What is required => Every line that includes the word "created" needs to be copied from the listing.
START Exercise inputs
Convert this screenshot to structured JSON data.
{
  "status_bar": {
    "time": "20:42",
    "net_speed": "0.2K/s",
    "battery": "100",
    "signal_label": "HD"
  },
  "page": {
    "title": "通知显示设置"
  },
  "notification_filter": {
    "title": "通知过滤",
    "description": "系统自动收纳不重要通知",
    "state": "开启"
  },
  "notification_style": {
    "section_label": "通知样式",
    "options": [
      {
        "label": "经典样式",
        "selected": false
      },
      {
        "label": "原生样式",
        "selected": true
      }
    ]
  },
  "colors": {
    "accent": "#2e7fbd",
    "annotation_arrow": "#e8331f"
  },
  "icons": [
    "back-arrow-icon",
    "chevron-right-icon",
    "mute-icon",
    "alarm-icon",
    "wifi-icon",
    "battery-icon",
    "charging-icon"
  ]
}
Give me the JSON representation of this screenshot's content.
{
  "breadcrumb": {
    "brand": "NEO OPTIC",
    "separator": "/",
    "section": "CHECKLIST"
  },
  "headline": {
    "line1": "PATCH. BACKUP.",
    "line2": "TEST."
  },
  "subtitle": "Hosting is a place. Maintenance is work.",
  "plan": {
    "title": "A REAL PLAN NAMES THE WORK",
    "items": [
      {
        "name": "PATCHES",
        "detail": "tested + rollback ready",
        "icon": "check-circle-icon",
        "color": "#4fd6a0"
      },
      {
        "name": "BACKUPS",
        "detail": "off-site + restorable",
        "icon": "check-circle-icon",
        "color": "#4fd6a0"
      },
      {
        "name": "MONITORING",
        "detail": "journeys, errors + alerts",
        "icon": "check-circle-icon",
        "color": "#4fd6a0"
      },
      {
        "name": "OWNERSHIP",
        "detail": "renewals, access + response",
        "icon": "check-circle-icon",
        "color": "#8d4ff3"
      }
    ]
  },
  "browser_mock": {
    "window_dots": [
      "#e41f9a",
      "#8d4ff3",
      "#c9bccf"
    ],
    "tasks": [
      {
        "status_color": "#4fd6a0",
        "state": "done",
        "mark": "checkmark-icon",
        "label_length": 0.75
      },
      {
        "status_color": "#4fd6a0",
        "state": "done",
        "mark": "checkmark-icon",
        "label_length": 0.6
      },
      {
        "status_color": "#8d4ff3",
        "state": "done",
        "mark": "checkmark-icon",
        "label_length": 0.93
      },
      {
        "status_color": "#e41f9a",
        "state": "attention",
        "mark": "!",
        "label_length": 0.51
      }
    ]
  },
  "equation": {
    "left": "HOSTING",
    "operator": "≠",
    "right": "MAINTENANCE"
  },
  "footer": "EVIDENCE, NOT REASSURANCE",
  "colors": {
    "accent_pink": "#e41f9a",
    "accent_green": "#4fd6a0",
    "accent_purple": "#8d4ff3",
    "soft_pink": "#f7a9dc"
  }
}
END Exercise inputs
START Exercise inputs
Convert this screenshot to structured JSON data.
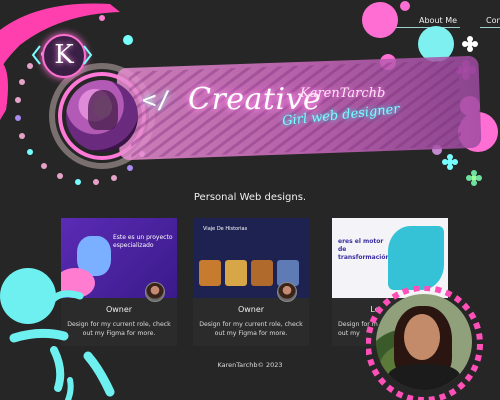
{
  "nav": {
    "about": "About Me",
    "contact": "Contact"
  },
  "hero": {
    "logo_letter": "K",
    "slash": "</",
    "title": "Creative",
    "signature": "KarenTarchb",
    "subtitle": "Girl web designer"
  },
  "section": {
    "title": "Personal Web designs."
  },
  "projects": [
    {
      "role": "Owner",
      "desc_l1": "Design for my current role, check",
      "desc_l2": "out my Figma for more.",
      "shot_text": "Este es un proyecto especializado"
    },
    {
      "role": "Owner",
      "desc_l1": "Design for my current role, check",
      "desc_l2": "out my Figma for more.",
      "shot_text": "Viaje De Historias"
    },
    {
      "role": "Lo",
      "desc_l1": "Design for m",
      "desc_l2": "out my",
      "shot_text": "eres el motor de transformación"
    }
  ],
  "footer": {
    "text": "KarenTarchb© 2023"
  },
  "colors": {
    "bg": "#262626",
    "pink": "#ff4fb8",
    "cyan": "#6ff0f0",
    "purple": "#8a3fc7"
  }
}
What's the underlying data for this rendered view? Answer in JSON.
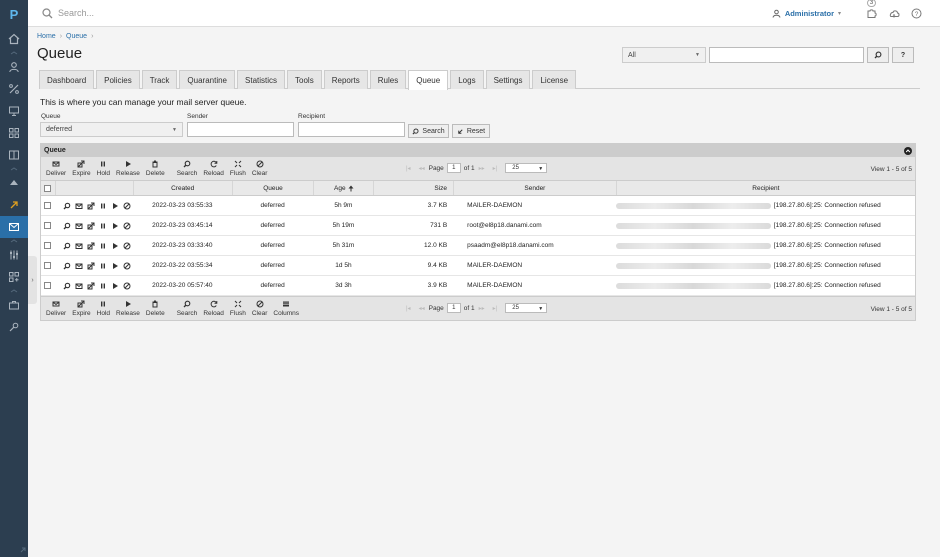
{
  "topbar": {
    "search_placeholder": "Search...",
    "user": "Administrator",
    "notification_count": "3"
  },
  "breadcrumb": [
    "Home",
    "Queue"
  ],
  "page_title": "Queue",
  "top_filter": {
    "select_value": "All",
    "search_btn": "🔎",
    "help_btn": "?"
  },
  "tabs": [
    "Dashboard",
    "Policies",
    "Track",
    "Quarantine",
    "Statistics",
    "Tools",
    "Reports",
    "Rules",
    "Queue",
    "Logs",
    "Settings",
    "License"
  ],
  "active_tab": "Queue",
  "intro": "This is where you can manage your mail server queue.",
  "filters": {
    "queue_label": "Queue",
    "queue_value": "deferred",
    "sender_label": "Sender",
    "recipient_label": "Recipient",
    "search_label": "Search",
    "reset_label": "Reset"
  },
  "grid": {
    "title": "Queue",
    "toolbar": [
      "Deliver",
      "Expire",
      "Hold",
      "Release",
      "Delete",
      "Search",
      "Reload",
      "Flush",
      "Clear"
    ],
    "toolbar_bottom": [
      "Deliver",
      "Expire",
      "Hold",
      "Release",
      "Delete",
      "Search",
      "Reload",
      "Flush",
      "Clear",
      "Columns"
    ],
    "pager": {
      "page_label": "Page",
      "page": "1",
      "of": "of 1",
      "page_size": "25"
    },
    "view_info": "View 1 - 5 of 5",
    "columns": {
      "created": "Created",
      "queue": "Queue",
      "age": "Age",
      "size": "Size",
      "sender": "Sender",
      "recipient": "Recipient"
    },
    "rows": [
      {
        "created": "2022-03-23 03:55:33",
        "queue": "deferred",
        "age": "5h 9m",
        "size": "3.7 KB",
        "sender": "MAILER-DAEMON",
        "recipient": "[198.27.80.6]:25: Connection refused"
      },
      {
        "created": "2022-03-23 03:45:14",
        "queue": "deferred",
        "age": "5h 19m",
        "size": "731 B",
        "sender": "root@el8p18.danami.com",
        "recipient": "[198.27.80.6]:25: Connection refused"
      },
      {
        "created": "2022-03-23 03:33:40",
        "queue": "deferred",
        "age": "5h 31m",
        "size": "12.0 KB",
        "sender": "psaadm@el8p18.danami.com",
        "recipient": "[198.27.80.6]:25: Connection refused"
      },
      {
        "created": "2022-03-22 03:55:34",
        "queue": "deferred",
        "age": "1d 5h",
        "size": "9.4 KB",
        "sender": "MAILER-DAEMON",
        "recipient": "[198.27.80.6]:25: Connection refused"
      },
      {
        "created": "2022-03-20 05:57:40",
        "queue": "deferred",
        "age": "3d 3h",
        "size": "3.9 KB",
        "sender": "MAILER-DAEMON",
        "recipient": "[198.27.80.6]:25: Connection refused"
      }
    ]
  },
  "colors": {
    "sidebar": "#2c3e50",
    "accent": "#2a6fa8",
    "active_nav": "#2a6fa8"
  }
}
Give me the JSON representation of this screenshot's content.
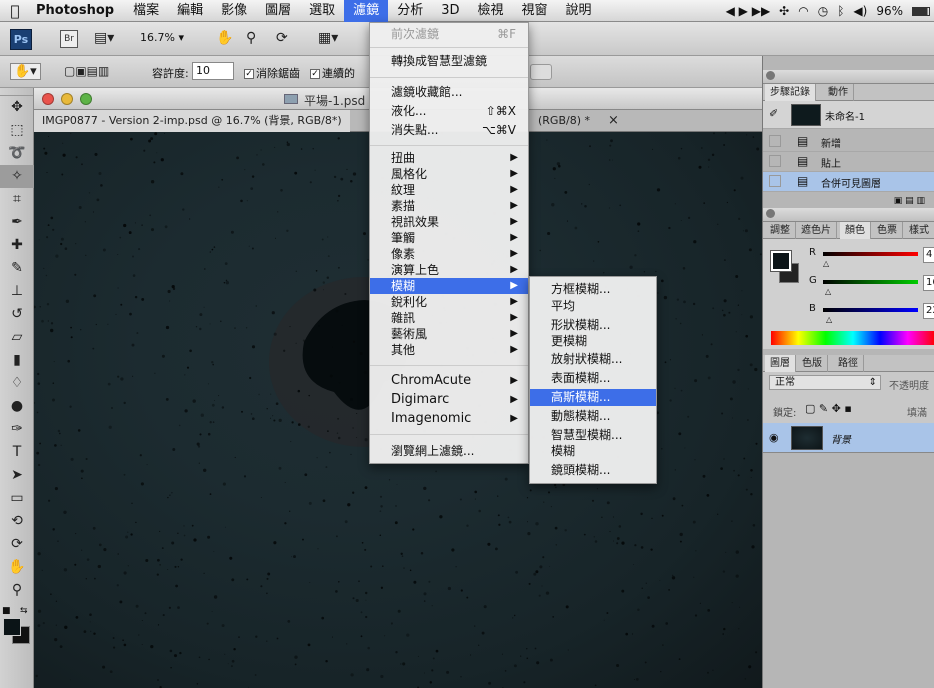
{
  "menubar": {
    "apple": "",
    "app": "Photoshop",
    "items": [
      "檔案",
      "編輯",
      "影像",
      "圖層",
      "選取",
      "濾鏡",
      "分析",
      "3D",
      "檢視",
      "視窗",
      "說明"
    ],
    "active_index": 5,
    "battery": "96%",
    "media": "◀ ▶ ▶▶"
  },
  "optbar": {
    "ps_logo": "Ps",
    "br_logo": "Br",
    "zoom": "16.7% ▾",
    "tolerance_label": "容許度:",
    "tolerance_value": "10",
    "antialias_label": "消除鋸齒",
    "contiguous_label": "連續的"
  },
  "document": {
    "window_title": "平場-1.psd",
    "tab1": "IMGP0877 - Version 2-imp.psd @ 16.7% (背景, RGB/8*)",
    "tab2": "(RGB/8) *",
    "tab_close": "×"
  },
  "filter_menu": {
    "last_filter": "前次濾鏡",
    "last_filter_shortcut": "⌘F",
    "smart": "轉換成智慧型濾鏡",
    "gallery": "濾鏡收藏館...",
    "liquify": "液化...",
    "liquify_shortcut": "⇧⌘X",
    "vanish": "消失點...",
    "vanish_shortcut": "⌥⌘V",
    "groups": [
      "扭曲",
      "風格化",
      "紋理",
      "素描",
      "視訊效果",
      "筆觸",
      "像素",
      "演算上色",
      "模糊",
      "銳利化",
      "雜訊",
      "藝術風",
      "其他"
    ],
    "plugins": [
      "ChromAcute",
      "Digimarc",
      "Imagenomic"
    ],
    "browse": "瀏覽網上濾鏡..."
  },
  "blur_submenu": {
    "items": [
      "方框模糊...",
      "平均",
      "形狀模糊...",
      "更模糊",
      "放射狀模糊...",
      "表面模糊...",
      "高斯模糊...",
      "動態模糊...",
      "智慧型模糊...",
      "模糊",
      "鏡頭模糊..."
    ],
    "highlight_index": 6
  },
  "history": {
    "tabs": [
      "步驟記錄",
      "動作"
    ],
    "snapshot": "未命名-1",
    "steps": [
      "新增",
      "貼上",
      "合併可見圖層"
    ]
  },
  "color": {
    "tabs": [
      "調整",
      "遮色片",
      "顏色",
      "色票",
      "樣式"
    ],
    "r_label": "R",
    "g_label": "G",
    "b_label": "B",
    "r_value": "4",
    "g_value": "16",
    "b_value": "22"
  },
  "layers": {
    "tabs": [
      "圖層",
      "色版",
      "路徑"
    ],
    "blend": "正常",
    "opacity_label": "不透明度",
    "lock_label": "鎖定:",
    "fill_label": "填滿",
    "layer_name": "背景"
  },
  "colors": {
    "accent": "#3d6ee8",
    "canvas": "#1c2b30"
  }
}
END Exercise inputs
Expected output =>
      "created": "Created",
        "created": "2022-03-23 03:55:33",
        "created": "2022-03-23 03:45:14",
        "created": "2022-03-23 03:33:40",
        "created": "2022-03-22 03:55:34",
        "created": "2022-03-20 05:57:40",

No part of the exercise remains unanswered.